━━ Listed records
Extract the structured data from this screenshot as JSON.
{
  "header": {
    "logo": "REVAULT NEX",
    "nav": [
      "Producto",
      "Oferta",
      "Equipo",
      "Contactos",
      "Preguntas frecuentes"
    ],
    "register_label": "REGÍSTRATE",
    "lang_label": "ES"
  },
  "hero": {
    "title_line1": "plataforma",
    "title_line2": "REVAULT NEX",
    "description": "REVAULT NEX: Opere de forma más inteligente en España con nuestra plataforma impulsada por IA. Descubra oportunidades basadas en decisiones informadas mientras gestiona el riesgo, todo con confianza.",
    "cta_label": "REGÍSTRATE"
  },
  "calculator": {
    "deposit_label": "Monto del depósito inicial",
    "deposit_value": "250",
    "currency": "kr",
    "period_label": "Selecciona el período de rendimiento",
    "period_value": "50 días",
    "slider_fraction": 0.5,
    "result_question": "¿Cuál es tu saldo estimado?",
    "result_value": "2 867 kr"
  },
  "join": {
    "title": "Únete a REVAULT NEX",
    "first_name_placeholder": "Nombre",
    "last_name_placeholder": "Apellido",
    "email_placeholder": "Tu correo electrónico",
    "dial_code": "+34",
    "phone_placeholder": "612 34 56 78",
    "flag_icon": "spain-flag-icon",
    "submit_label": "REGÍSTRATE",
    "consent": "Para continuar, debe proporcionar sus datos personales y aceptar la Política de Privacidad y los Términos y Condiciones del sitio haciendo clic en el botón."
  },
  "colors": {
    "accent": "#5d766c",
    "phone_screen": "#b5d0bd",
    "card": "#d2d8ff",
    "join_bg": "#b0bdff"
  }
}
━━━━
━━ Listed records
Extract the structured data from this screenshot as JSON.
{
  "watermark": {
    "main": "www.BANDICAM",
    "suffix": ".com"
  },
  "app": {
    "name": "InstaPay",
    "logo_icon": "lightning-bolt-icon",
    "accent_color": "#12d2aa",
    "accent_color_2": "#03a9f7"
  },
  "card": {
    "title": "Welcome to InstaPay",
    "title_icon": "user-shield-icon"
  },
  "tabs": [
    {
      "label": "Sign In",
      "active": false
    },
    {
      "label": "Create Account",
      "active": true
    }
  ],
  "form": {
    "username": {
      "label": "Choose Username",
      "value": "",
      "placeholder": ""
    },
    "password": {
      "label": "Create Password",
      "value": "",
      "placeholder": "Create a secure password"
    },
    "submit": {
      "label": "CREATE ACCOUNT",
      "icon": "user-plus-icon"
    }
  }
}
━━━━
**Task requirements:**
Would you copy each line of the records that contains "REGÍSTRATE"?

**The completed task:**
    "register_label": "REGÍSTRATE",
    "cta_label": "REGÍSTRATE"
    "submit_label": "REGÍSTRATE",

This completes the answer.